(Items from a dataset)
*****

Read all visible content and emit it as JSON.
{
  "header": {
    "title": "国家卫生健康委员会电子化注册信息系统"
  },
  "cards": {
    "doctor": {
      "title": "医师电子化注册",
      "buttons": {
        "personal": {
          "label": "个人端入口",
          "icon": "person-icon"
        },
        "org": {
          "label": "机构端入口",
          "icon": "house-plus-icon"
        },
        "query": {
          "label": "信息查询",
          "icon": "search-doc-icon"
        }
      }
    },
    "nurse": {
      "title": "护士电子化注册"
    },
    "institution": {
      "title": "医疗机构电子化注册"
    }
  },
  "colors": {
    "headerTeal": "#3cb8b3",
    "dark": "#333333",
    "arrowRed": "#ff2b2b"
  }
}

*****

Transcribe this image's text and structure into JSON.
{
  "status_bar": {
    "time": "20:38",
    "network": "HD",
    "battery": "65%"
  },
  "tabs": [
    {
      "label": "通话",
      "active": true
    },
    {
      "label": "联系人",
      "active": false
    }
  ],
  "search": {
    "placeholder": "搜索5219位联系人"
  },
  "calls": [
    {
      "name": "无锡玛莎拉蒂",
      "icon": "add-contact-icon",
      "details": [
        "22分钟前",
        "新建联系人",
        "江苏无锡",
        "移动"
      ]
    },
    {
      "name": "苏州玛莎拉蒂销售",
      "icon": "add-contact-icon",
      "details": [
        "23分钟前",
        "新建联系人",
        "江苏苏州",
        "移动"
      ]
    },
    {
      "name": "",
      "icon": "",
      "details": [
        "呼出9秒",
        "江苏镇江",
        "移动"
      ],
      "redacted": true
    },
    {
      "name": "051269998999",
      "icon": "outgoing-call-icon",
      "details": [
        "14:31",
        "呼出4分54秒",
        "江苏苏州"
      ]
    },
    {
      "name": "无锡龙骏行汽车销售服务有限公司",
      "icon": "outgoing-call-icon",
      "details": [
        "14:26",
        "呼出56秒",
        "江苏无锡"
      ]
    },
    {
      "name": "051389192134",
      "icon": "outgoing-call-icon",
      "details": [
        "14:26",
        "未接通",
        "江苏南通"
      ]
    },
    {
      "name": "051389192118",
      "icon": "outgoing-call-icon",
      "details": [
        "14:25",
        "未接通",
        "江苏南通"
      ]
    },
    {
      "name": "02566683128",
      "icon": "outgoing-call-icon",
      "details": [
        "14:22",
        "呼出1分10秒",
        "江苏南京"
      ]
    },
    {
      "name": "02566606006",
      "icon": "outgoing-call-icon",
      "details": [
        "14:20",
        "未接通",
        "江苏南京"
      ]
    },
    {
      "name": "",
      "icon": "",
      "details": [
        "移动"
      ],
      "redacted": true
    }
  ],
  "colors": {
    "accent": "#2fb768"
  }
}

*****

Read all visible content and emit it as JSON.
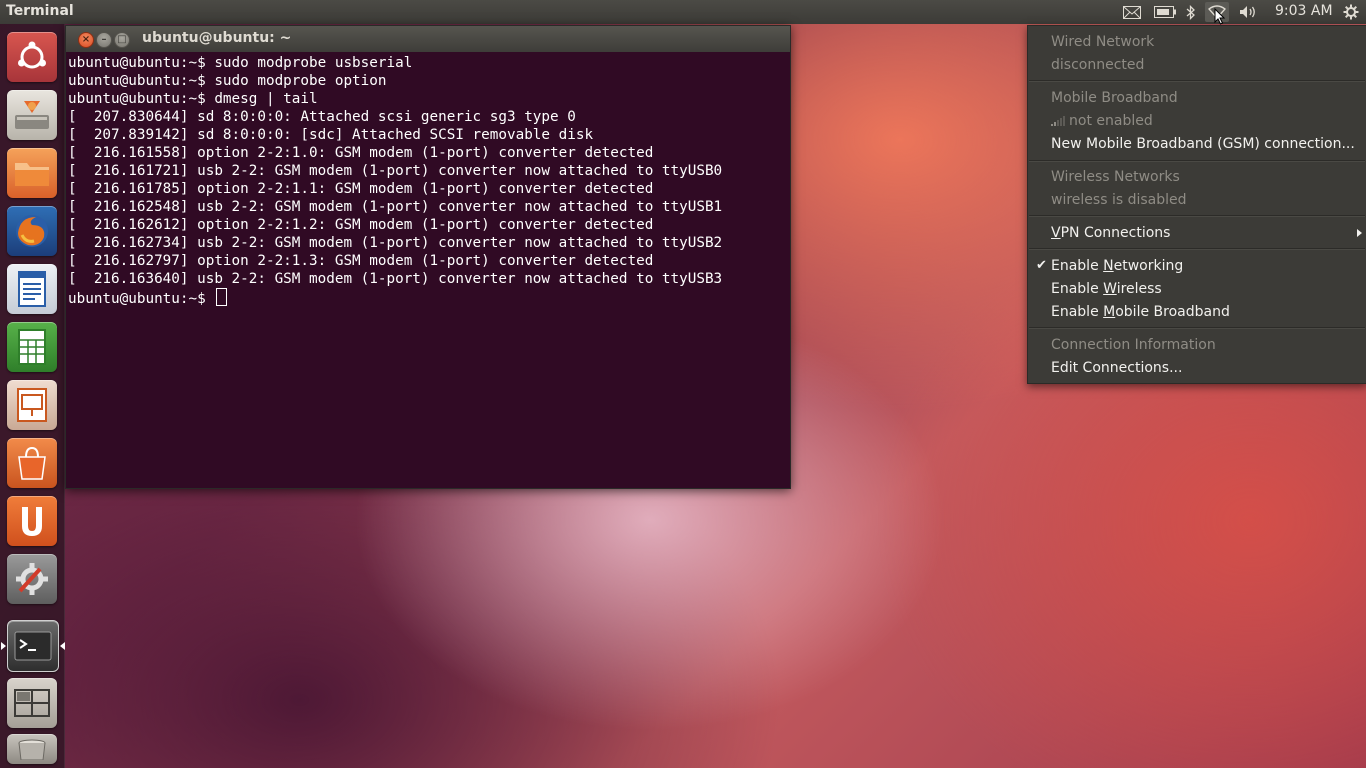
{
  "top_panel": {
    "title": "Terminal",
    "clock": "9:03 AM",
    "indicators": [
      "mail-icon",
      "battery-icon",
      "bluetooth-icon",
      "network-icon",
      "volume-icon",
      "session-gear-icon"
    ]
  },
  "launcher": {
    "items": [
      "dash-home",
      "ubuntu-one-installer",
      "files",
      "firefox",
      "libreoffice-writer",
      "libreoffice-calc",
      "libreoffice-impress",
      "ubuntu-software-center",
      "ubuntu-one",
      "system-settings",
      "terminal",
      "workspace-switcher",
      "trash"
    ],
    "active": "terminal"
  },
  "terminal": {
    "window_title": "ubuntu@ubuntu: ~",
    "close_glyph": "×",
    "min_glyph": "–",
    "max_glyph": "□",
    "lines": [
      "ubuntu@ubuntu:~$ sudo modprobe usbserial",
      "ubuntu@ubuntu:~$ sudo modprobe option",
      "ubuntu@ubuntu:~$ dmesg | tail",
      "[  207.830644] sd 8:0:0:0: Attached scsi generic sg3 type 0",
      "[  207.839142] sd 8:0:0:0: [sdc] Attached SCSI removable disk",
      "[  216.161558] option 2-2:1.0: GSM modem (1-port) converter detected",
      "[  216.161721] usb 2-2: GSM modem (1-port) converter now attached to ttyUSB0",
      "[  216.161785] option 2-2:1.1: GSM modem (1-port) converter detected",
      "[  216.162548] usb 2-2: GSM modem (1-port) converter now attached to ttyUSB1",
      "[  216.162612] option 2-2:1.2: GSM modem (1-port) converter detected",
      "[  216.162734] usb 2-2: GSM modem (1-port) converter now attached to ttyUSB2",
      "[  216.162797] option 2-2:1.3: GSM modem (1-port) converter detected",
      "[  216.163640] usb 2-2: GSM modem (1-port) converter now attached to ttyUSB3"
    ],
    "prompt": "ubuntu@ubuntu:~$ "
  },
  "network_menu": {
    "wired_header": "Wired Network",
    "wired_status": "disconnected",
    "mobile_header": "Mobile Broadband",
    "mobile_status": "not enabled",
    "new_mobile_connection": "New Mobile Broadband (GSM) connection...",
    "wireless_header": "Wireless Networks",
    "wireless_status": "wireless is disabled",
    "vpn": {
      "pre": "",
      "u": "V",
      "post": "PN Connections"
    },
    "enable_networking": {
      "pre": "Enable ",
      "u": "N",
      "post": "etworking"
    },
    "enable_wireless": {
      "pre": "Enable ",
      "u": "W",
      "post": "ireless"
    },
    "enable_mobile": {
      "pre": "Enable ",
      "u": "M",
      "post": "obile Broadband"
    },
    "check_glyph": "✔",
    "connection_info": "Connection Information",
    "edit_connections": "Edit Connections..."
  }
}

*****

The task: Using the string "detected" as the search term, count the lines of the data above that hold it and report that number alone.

Exercise solution: 4